TRC Calls to Action:

Reconciliation requires questioning what it means that Indigenous Peoples did not form the Canadian legal system, including the specific claims process flowing from that system, and that Indigenous legal values and ways of achieving justice are actively excluded from that system.

Indigenous Worldviews of Loss and Resolution:   

Indigenous laws are often concerned less with rights than with relations (not only amongst humans but also with the living world) and question “what is the right action?” or “what is the right way of deliberating or thinking about this?” in light of the need to consider, reflect, and maintain relationships. This principle is reflected in Kukpi7 Ron Ignace’s statement that our laws tell us: “How to be great and good.” Canadian/Western law may be more concerned with “rights” and questions such as: “What I am entitled to?” “Where am I protected from interference?” or “What am I obligated to do?”

Many Indigenous Peoples share the worldview (defined differently within their own territories and according to the life the territory is shared with) of seeing the land and water, animals, fish, birds, and plants which live upon it as living, imbued with spirit, and existing in a reciprocal relationship with Indigenous Peoples. A failure to create or protect reserves interfered with and displaced a broader web of relationships, and a just resolution of specific claims cannot result unless that broader range of relationships is considered. 

To resolve the damage created by the failure to set aside or protect reserve lands requires looking at the loss from the Indigenous point of view.

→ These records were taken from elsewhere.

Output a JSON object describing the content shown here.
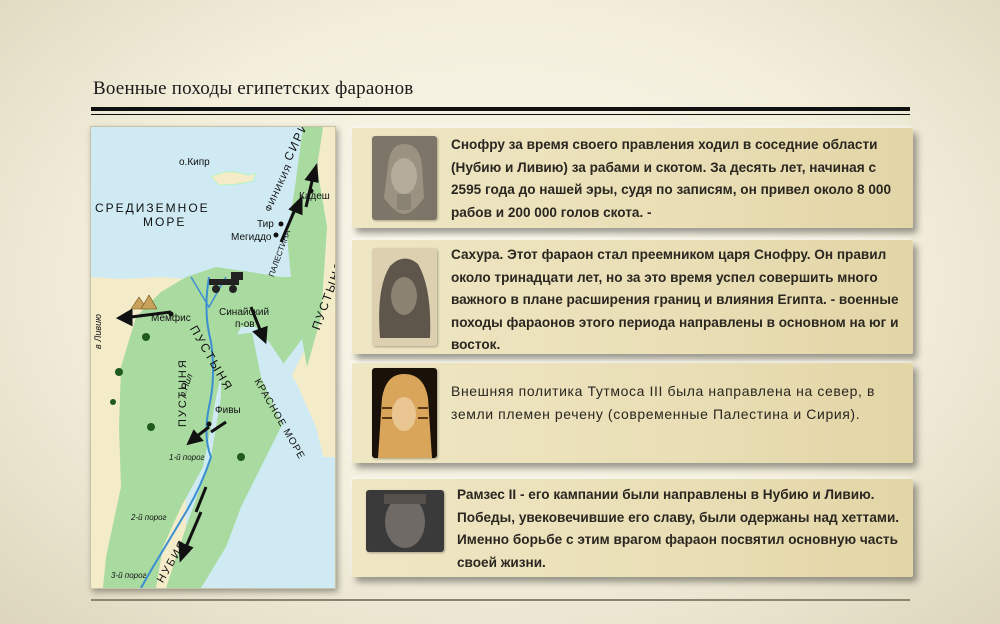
{
  "title": "Военные походы египетских фараонов",
  "map": {
    "labels": {
      "cyprus": "о.Кипр",
      "sea1": "СРЕДИЗЕМНОЕ",
      "sea2": "МОРЕ",
      "kadesh": "Кадеш",
      "syria": "СИРИЯ",
      "phoenicia": "ФИНИКИЯ",
      "tyre": "Тир",
      "megiddo": "Мегиддо",
      "palestine": "ПАЛЕСТИНА",
      "desert_east": "ПУСТЫНЯ",
      "sinai1": "Синайский",
      "sinai2": "п-ов",
      "memphis": "Мемфис",
      "to_libya": "в Ливию",
      "desert_center": "ПУСТЫНЯ",
      "nile": "р.Нил",
      "red_sea": "КРАСНОЕ МОРЕ",
      "thebes": "Фивы",
      "desert_west": "ПУСТЫНЯ",
      "cataract1": "1-й порог",
      "cataract2": "2-й порог",
      "cataract3": "3-й порог",
      "nubia": "НУБИЯ"
    }
  },
  "pharaohs": [
    {
      "portrait": "snofru-portrait",
      "text": "Снофру за время своего правления ходил в соседние области (Нубию и Ливию) за рабами и скотом. За десять лет, начиная с 2595 года до нашей эры, судя по записям, он привел около 8 000 рабов и 200 000 голов скота. -"
    },
    {
      "portrait": "sahure-portrait",
      "text": "Сахура. Этот фараон стал преемником царя Снофру. Он правил около тринадцати лет, но за это время успел совершить много важного в плане расширения границ и влияния Египта. - военные походы фараонов этого периода направлены в основном на юг и восток."
    },
    {
      "portrait": "thutmose-portrait",
      "text": "Внешняя политика Тутмоса III была направлена на север, в земли племен речену (современные Палестина и Сирия)."
    },
    {
      "portrait": "ramses-portrait",
      "text": "Рамзес II - его кампании были направлены в Нубию и Ливию. Победы, увековечившие его славу, были одержаны над хеттами. Именно борьбе с этим врагом фараон посвятил основную часть своей жизни."
    }
  ],
  "colors": {
    "land": "#a9dba0",
    "water": "#cfeaf3",
    "desert": "#f4ecc9",
    "card": "#ebe1b8"
  }
}
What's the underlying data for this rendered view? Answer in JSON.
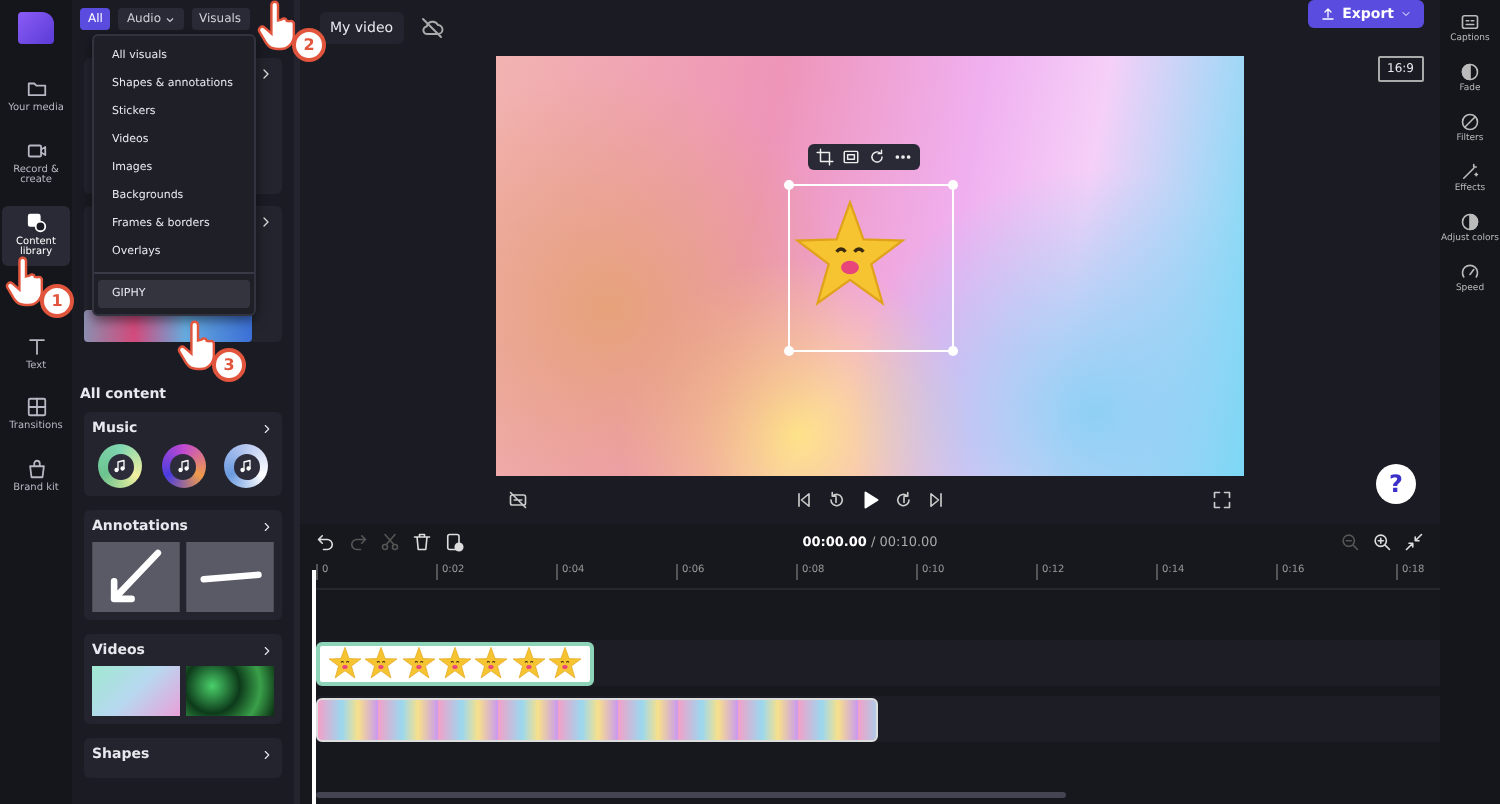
{
  "nav": [
    {
      "label": "Your media",
      "selected": false
    },
    {
      "label": "Record & create",
      "selected": false
    },
    {
      "label": "Content library",
      "selected": true
    },
    {
      "label": "Text",
      "selected": false
    },
    {
      "label": "Transitions",
      "selected": false
    },
    {
      "label": "Brand kit",
      "selected": false
    }
  ],
  "filters": [
    {
      "label": "All",
      "selected": true,
      "dropdown": false
    },
    {
      "label": "Audio",
      "selected": false,
      "dropdown": true
    },
    {
      "label": "Visuals",
      "selected": false,
      "dropdown": false
    }
  ],
  "menu": {
    "items": [
      {
        "label": "All visuals",
        "highlighted": false
      },
      {
        "label": "Shapes & annotations",
        "highlighted": false
      },
      {
        "label": "Stickers",
        "highlighted": false
      },
      {
        "label": "Videos",
        "highlighted": false
      },
      {
        "label": "Images",
        "highlighted": false
      },
      {
        "label": "Backgrounds",
        "highlighted": false
      },
      {
        "label": "Frames & borders",
        "highlighted": false
      },
      {
        "label": "Overlays",
        "highlighted": false
      }
    ],
    "footer_items": [
      {
        "label": "GIPHY",
        "highlighted": true
      }
    ]
  },
  "steps": [
    "1",
    "2",
    "3"
  ],
  "library": {
    "heading": "All content",
    "sections": [
      {
        "title": "Music",
        "kind": "music"
      },
      {
        "title": "Annotations",
        "kind": "annotations"
      },
      {
        "title": "Videos",
        "kind": "videos"
      },
      {
        "title": "Shapes",
        "kind": "shapes"
      }
    ]
  },
  "project": {
    "title": "My video"
  },
  "export": {
    "label": "Export"
  },
  "aspect": "16:9",
  "help": "?",
  "timeline": {
    "time": "**00:00.00** / 00:10.00",
    "tools": [
      {
        "kind": "undo",
        "disabled": false
      },
      {
        "kind": "redo",
        "disabled": true
      },
      {
        "kind": "cut",
        "disabled": true
      },
      {
        "kind": "delete",
        "disabled": false
      },
      {
        "kind": "duplicate",
        "disabled": false
      }
    ],
    "zoom": [
      {
        "kind": "zoom-out",
        "disabled": true
      },
      {
        "kind": "zoom-in",
        "disabled": false
      },
      {
        "kind": "fit",
        "disabled": false
      }
    ],
    "ruler": [
      "0",
      "0:02",
      "0:04",
      "0:06",
      "0:08",
      "0:10",
      "0:12",
      "0:14",
      "0:16",
      "0:18"
    ]
  },
  "right_panel": [
    {
      "label": "Captions"
    },
    {
      "label": "Fade"
    },
    {
      "label": "Filters"
    },
    {
      "label": "Effects"
    },
    {
      "label": "Adjust colors"
    },
    {
      "label": "Speed"
    }
  ]
}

The specific claims process must be inclusive of Indigenous notions of justice and ways of achieving justice. A revised specific claims process incorporating Indigenous ways of resolving conflicts could be a powerful step in achieving a new relationship between Indigenous and non-Indigenous Canadians.